LECTURES

  1. Introduction (Aug 23, 25)
    • Reading:  Ch. 1.1-1.4
  2. Performance and Trends  (Aug 25-30)
    • Reading:  Ch. 1.5-1.7
  3. Representing Information (Sep 6, 11)
    • Reading:  Ch. 2.3-2.4, Ch. 3.5 (till p. 202 only)
  4. Instruction Sets – 1 (Sep 13, 18)
    • Reading:  Ch. 2.1-2.2 and Ch. 2.5-2.6
  5. Instruction Sets – 2 (Sep 20, 27)
    • Reading:  Ch. 2.1-2.7
  6. Assembly and Simulator (Oct 2)
    • Reading:  App. A.1-A.5 (Patterson/Hennessy Appendix)
    • Examples:  Sum.asm, SumArray.asm and Fibonacci.asm
    • Note:  Please be sure that the following are enabled in Mars, under Settings:  “Permit extended (pseudo) instructions and formats” is enabled, and Memory Configuration is set to be “Compact, Data at Address 0”
  7. Addressing Modes (Oct 4)
    • Reading:  Ch. 2.3, 2.10 and 2.14
  8. Procedures and Stacks (Oct 9, 11, 23)
    • Reading:  Ch. 2.8 and App. A.6
  9. Transistors and Logic – 1 (Oct 25, 30)
    • Reading:  App. B.1-B.3
  10. Transistors and Logic – 2 (Nov 1)
    • Reading:  App. B.1-B.3
  11. Arithmetic and Logic Circuits (Nov 6)
    • Reading:  Ch. 3.1-3.2 and App. B.5
    • Skim:  App. B.6
  12. Multiplication, Division and Floating-Point Numbers (Nov 8)
    • Reading:  Ch. 3.3-3.5
  13. Memories and State Machines (Nov 15)
    • Reading:  App. B.7-B.12 and Ch. 4.2
  14. Let’s Build a Computer (Nov 20, 27, 29)
  15. Memory Hierarchy and Caches: An Overview (Dec 4)
    • Reading:  Ch. 5.1-5.3

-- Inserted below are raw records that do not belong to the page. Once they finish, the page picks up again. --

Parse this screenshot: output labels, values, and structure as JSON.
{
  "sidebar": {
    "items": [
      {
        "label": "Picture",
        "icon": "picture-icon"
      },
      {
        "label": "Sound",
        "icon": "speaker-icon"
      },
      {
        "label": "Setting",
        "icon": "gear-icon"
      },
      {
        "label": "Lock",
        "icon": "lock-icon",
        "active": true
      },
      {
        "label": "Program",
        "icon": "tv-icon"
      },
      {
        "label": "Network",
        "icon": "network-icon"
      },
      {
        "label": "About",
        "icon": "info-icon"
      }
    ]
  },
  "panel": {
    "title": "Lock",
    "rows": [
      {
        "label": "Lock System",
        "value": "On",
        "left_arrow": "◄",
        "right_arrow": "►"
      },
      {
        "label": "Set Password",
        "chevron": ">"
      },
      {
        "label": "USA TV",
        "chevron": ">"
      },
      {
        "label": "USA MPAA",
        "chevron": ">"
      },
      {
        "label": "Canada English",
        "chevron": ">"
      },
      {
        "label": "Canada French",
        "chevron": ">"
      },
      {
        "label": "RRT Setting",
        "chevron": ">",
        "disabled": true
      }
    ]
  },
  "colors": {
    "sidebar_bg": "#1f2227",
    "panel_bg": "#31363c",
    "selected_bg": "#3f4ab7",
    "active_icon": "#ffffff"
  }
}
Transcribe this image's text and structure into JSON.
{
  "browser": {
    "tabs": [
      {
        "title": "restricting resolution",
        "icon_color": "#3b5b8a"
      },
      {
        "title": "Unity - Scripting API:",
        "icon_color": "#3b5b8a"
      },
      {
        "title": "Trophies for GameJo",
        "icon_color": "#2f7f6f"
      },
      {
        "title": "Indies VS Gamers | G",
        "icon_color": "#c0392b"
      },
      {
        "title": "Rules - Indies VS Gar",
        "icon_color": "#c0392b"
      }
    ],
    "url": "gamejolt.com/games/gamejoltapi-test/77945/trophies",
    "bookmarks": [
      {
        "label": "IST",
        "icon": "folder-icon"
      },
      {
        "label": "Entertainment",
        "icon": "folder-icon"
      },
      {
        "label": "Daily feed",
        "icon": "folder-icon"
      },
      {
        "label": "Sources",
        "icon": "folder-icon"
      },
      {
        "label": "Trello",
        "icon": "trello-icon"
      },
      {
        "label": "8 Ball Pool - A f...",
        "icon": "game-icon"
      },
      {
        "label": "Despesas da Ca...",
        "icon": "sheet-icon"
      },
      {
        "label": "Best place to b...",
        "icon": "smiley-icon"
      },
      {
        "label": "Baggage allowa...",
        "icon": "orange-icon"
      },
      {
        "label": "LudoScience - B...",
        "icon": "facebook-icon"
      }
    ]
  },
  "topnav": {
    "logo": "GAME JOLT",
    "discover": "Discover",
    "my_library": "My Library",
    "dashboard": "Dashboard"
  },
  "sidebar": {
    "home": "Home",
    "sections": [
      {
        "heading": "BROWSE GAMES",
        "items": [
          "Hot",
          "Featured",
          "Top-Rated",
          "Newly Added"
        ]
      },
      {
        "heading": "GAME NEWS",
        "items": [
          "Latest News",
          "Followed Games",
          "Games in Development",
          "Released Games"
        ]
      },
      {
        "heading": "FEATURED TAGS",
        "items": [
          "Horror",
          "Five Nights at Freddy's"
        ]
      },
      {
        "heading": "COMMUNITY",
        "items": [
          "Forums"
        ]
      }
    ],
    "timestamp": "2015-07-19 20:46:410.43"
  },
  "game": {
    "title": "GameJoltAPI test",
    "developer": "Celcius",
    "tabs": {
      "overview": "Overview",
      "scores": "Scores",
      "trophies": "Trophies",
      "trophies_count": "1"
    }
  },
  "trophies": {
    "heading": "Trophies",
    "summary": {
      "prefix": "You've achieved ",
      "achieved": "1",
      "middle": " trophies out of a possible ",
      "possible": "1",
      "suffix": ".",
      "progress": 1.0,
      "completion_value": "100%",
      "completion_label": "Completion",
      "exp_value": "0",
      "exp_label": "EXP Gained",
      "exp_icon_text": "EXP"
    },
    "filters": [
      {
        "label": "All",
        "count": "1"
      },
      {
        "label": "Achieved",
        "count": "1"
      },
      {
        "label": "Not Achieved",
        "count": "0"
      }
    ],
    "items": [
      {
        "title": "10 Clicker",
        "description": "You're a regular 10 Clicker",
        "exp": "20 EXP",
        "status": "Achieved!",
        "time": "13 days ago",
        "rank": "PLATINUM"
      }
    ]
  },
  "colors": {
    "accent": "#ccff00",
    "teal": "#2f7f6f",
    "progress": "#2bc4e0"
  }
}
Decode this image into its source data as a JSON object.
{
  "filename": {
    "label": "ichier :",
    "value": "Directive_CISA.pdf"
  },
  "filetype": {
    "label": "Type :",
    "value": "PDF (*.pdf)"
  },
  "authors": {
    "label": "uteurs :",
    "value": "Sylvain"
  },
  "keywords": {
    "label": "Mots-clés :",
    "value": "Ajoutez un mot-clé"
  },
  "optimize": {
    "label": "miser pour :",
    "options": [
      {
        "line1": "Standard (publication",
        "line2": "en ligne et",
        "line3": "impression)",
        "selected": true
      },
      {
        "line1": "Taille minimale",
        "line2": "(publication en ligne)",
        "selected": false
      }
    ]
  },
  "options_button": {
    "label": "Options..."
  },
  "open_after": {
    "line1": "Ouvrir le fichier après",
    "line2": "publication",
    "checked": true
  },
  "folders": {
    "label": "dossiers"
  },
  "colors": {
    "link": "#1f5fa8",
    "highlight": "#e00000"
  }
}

  16. Pipelining:  An Overview (Dec 6)
    • Reading:  Ch. 4.5-4.8
  17. Wrap Up (Dec 6)

Fall 2017 Course Website